Question: When is a daytime-only AM station not a daytime-only AM station?

Answer: When it manages to get an STA that permits it to rebroadcast its programming on an FM translator.

Over the last six-nine months, the Commission has issued a number of STA’s permitting AM stations to rebroadcast on FM translators. These STA’s have been largely – no, wait, completely – unheralded. The FCC has issued no public notices about them, no public releases about them, no nothing. A quick glance at CDBS indicates that the fact that an STA request has been filed does not necessarily even show up in an "Applications" search, so it may be impossible to tell how many such requests have been filed, let alone how many have been granted.

We have tracked down a few, though. You can view them here:


The first two (issued in January and February, 2007) are justified on the basis of apparent expansion of the stations’ respective communities of license and unspecified technical impediments. One refers vaguely to "technical restraints imposed on [the station’s] AM operation". The other is not much more specific, citing "interference from numerous sources adversely affecting the AM signal."
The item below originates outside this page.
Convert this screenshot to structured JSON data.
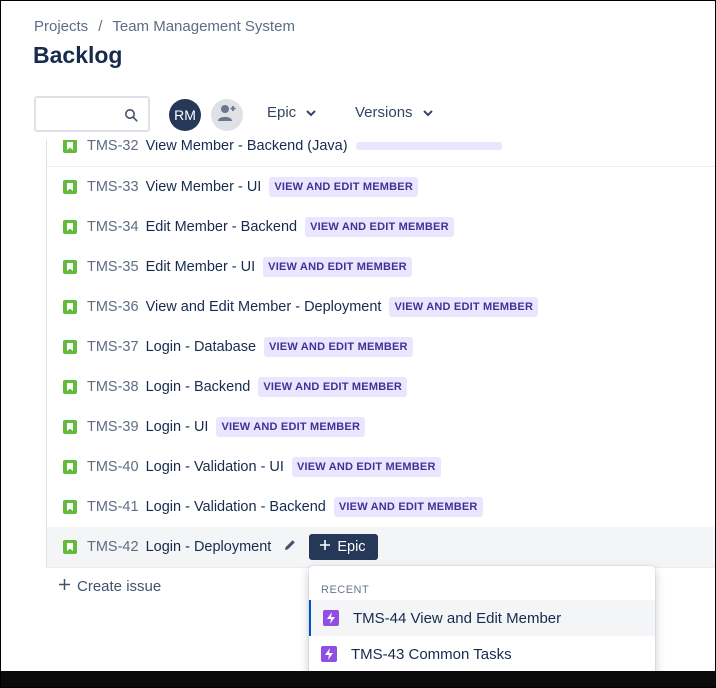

While those two letters are hardly models of detailed explication, they at least provide some justification for the STA’s. But the most recent we have found doesn’t even get that far. That STA, granted in July, 2007, simply indicates that the licensee stated that it "is unable to provide a nighttime signal because of its authorized hours of operation." This, of course, should not come as much of a surprise because the station is a daytimer, with no nighttime operating authority.

Still, the Commission granted the STA, based on this less-than-enlightening analysis: "Having given the proposal thorough consideration, we find that the Public Interest would be served by grant of [the] request."

The take-home message of the FCC’s "analysis" seems to be that any nighttime-only station should qualify for an STA to rebroadcast on an FM translator, since every nighttime-only station suffers precisely the same "inability to provide a nighttime signal because of its authorized hours of operation".

Of course, the notion of rebroadcast of a daytime-only station on an FM translator raises at least one major conceptual issue: exactly what programming is the translator broadcasting at night? If the source station – i.e., the AM – is not authorized to operate at night, and if the translator is operating at night (and such operation is presumably to be expected, since that’s the reason the STA appears to have been granted in the first place), then where is the translator getting the signal which it is supposedly translating? Does this mean that the translator is authorized to originate programming?

We may find out more about such questions if and when the FCC releases the long-awaited Notice of Proposed Rule Making in which the Commission is expected to propose amending its rules to permit AMers to use FM translators. But with the continuing flow of STA’s authorizing such use, there does not appear to be much pressure on the Commission to issue the NPRM.